PETALING JAYA: The education ministry is not backing down on its directive to all schools and colleges to organise a “Palestinian Solidarity Week” despite criticism from many quarters.
In a statement, the ministry defended the planned programme, saying it was in line with the government’s civic education syllabus.
“The Palestinian Solidarity Week is an extension of the civic education syllabus to instil humanitarian values such as respect, compassion, and responsibility.
“The programme aims to educate students on human rights and compassion for others. This includes fostering attitudes of empathy and concern for the suffering of others regardless of their nationality, religion, or social status,” it said.
The Palestinian Solidarity Week, set to run from Oct 29 to Nov 3, will involve all educational institutions under the purview of the ministry, including schools, vocational and matriculation colleges, as well as teacher training colleges across the country.
The ministry said the programme was necessary due to the increased exposure of content related to international conflicts to students.
“Various activities will be carried out throughout this programme and will be adjusted based on existing guidelines, schools, and the participating groups of students,” it said, adding that religious activities such as “solat hajat” would only involve Muslim students.
Yesterday, a group of civil society organisations raised concerns over the week-long programme, after a circular informing schools about it went viral on social media.
They urged the ministry to keep international conflicts, religious disputes and war cries out of schools.
Earlier today, Puncak Borneo MP Willie Mongin questioned the need for students to be involved in such a programme.
“What is the need for us to bring the matter to schools and involve children who should focus on their own future?” he told the Dewan Rakyat today.

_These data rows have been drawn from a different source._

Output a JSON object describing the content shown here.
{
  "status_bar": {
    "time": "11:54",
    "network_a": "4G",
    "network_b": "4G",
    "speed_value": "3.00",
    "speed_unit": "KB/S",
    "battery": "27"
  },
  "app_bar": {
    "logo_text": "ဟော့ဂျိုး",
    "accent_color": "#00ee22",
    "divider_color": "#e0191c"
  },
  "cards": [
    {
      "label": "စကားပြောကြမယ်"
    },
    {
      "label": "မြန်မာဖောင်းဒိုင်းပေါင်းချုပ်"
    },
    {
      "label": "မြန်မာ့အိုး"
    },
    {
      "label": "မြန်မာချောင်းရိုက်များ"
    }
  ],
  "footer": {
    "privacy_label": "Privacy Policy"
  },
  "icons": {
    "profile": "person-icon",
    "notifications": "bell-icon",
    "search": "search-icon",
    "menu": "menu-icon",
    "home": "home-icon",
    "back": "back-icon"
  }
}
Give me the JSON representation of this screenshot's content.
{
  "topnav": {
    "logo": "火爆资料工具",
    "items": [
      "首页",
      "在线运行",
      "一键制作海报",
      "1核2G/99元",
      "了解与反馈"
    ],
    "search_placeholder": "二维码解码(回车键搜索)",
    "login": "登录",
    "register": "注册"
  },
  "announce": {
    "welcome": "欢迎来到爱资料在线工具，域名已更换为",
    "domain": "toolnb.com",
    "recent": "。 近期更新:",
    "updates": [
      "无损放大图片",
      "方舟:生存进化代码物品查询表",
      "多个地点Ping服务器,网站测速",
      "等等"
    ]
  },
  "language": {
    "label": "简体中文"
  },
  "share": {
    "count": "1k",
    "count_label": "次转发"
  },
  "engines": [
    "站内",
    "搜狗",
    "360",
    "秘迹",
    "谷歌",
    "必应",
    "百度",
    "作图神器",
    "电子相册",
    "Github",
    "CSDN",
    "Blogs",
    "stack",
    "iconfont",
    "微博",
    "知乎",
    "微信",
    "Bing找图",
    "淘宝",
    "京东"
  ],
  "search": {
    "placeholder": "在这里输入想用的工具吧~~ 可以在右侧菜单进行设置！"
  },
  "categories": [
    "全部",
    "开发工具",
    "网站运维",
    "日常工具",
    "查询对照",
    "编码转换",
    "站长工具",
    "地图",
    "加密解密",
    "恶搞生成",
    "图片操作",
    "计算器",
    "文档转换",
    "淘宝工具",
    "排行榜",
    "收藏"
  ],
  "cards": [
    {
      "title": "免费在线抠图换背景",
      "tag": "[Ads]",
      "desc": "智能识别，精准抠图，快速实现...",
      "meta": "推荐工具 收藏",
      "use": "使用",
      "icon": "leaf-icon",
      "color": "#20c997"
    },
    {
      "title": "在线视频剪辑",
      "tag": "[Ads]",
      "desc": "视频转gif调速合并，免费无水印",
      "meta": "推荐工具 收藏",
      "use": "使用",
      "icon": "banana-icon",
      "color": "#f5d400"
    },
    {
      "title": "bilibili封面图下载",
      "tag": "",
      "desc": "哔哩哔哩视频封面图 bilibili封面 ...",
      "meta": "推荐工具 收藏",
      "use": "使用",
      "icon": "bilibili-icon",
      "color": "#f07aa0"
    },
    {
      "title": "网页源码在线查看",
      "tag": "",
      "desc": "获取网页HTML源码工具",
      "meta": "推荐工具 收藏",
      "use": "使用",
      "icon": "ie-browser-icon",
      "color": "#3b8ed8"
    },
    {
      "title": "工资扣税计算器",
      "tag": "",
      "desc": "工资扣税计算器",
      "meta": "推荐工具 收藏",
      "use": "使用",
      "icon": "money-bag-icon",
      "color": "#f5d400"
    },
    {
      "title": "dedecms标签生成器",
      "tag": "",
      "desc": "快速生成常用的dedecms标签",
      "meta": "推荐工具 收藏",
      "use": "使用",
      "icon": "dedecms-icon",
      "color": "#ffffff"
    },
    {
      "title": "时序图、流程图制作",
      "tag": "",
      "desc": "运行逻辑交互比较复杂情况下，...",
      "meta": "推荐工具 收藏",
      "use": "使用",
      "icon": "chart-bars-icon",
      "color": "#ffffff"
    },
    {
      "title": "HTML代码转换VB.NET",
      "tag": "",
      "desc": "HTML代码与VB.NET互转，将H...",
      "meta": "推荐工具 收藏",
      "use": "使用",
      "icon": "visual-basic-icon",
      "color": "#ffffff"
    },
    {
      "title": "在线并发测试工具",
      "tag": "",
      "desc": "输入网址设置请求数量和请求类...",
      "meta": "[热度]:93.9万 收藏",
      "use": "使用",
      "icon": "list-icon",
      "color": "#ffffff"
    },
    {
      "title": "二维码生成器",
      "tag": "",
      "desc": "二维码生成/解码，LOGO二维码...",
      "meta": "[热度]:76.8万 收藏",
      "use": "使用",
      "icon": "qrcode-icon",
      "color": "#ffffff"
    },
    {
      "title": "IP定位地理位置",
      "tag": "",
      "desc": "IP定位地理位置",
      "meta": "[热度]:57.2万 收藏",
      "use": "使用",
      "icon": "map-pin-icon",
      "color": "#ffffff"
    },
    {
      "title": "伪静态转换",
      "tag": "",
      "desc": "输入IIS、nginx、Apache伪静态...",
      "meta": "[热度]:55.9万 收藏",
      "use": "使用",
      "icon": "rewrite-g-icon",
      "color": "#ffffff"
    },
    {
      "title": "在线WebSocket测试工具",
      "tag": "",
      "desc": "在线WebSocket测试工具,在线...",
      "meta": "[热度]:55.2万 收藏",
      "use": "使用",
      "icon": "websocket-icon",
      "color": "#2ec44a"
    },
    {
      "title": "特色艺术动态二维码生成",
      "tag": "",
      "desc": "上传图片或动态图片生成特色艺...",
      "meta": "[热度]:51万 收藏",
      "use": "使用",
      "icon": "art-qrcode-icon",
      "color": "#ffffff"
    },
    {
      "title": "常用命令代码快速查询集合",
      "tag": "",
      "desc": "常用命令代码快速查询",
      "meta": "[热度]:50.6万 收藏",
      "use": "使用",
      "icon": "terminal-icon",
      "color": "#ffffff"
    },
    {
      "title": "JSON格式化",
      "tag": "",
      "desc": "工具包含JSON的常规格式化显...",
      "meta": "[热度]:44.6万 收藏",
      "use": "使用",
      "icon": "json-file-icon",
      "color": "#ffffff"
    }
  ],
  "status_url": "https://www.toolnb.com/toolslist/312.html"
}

Meanwhile, Sarawak deputy premier Dr Sim Kui Hian said the ministry’s move to introduce the programme showed why the state needed to have autonomy in its education system.
He said should the ministry want to campaign for the Palestinians, there are other avenues to do so without getting schools involved.